One of the new offerings at Steel City Blitz this offseason is coverage of the 2018 Winter Olympic Games. The 23rd Winter Olympics will take place in PyeongChang, South Korea, beginning on Friday, February 9th. Over the week before the Games kick off, we will be previewing each of the 15 events that will comprise the Olympics. For many people, they only pay attention to some of these events once every four years, so consider this a quick refresher on how they work and who to watch for as the Olympics take over the sporting world for a fortnight in February.
You can check out all of our Winter Olympics event previews here.
Today’s preview covers Biathlon, a combination event of cross-country skiing and rifle shooting.
Sprint: Men’s 10km, Women’s 7.5km
Pursuit: Men’s 12.5km, Women’s 10km
Individual: Men’s 20km, Women’s 15km
Mass Start: Men’s 15km, Women’s 12.5km
Relay: Men’s 4 x 7.5km, Women’s 4 x 6km, Mixed 4 x 6km/7.5km
February 10: Women’s 7.5km sprint
February 11: Men’s 10km sprint
February 12: Women’s 10km pursuit and Men’s 12.5km pursuit
February 14: Women’s 15km individual
February 15: Men’s 20km individual
February 17: Women’s 12.5km mass start
February 18: Men’s 15km mass start
February 20: Mixed 2 x 6km / 2 x 7.5km relay
February 22: Women’s 4 x 6km relay
February 23: Men’s 4 x 7.5km relay
The “Norwegian driveby” combines cross-country skiing and rifle shooting. Think that sounds easy? You’re wrong. Depending on the shooting position (standing or “prone” which is laying on your stomach), athletes get 5 shots to hit 5 metal targets 50 meters away. From the prone position, the target is about the size of a golf ball and from the standing position it is about the size of a grapefruit.
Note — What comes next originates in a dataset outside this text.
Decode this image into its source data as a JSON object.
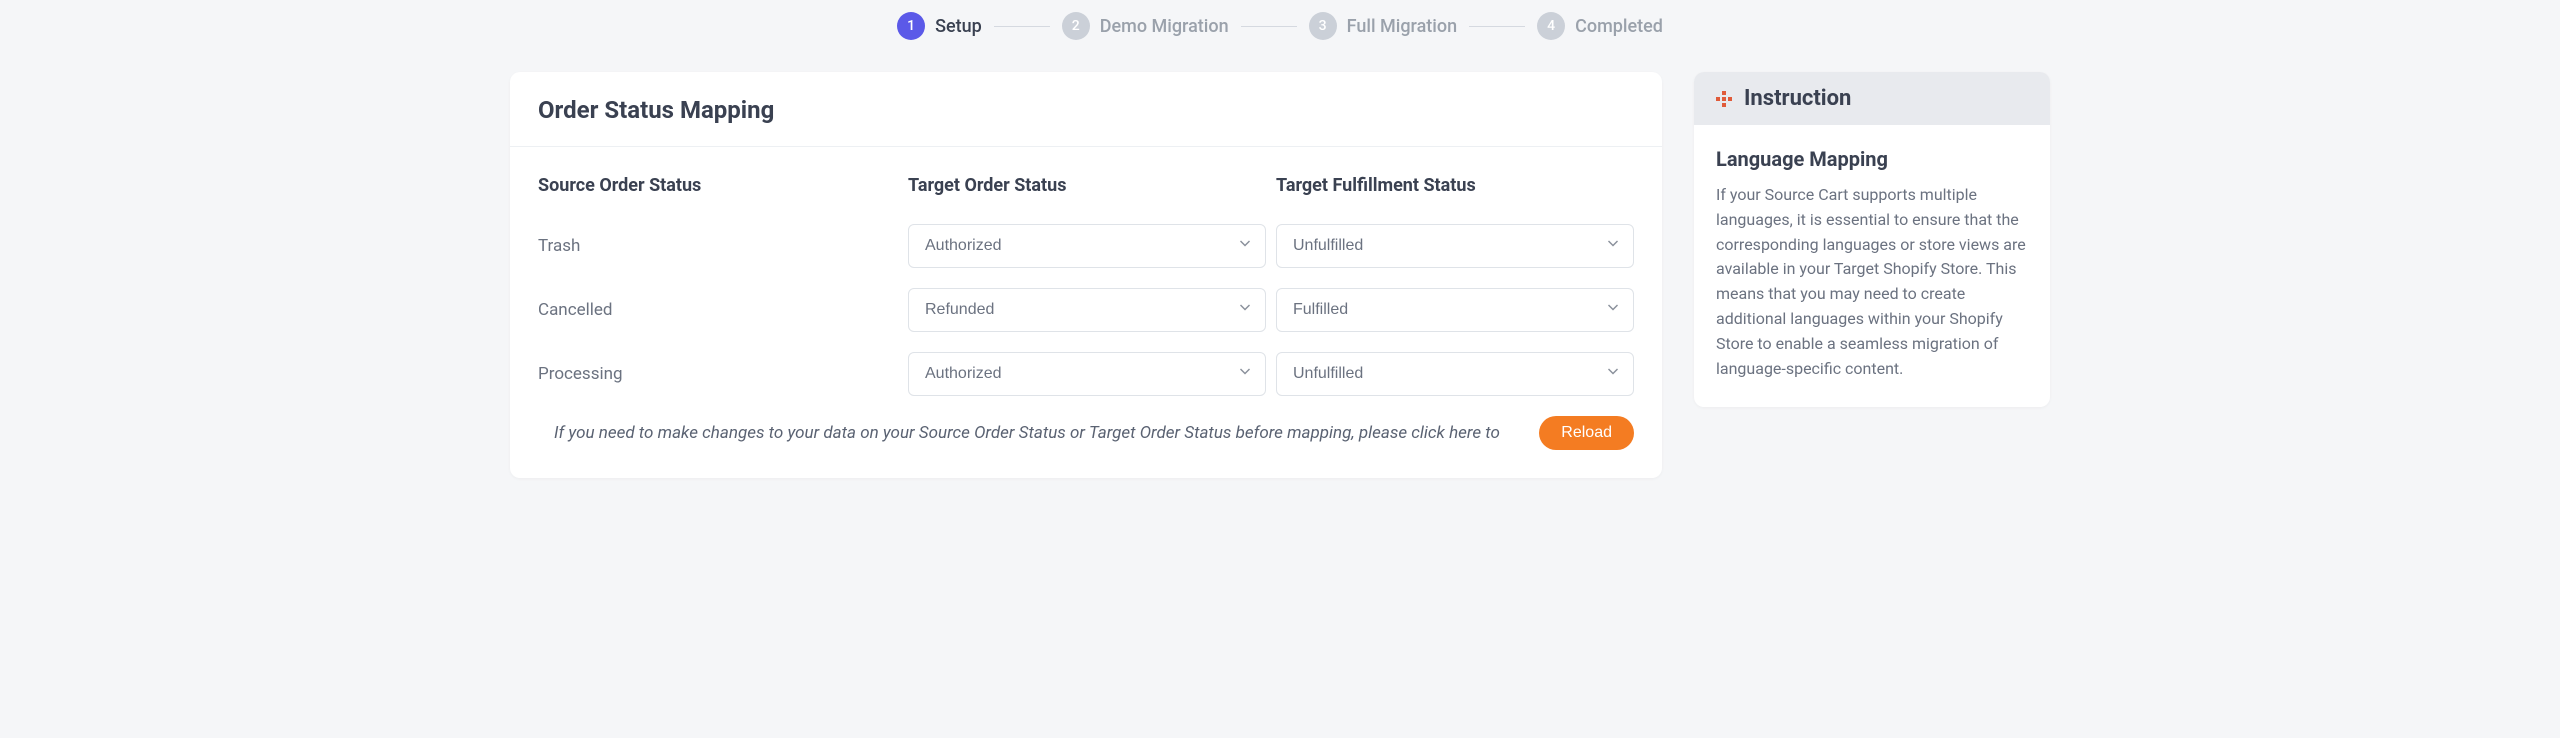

Basically, 50 meters is the size of an Olympic swimming pool which means athletes have to shoot a target the size of a golf ball from a swimming pool’s length away. Penalties for each miss can either be a minute of added time of haivng to ski a 150-meter penalty loop. There are 11 different events from individual (20km for men, 15km for women with 4 shooting segments) and sprint (10km for men, 7.5km for women with 3 shooting stops). The sprint is basically a shorter version of the individual race but it also serves as the qualifier for the Pursuit (12.5km for men, 10km for women) which pits the top 60 finishers from Sprint. In Pursuit, the starting times are staggered by the order of finish in the Sprint based on the margin of time separating the finishers. The Mass Start event is basically total chaos between the top 30. The Relay event is a typical 4-person relay race that involves skiing and shooting. Sochi 2014 held the first ever mixed relay involving teams of men and women. 25 different nations qualified for the Biathlon event.
Germany and Norway had traditionally dominated Biathlon. Germany has won 45 medals (16 golds) alone and if you add in the totals from East and West Germany that number rises to 61 total medals and 20 golds. Norway has won 35 medals and 15 golds. Russia and the Soviet Union rank next in the all-time medal table, but the Russians had athletes disqualified in Sochi 2014 for doping and their entire delegation is not allowed to compete under the Russian flag this year. Germany leads the Nations Cup standings in points in both the men’s and women’s standings, followed by France in both respects. France’s Martin Fourcade was one of the stars of the Sochi 2014 games, winning Gold in the Individual and Pursuit disciplines and Silver in the Mass Start. Fourcade has won the Overall World Championship a record six consecutive years from 2012 to 2017. On the women’s side, Belarus’ Darya Domracheva won 3 golds in Sochi in the Individual, Pursuit, and Mass Start events. Finland has not won a biathlon medal since 1998 but Kaisa Makarainen currently leads the women’s World Cup standings.
The United States has never won a medal in biathlon. Currently, the men’s team ranks 10th in the world and the women’s team ranks 14th. Lowell Bailey finished 8th in the men’s 20km race in Sochi 2014, the highest ever finish in Biathlon by an American. Tim Burke is the highest ranked male biathlete (26th in the world) and Susan Dunklee is the highest-ranked female biathlete (36th in the world).